• [What to produce]:
Find how many lines in the data below mention "with". Give the number only.

• [Records supplied]:
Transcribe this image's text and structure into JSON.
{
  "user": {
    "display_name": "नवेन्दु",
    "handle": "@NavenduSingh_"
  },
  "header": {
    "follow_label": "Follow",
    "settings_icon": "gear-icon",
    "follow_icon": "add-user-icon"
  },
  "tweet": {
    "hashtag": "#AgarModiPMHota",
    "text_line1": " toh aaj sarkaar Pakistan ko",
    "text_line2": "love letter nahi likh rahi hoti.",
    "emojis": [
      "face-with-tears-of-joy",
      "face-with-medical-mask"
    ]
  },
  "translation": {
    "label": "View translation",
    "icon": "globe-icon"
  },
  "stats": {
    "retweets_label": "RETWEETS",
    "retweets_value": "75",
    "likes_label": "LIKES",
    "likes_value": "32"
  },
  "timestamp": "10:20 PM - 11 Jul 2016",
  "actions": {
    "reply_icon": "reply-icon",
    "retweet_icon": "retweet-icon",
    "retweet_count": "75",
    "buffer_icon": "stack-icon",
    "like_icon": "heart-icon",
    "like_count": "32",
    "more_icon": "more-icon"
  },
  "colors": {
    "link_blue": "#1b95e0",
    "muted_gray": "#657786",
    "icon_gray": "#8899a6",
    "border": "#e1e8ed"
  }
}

• [Completed task]:
2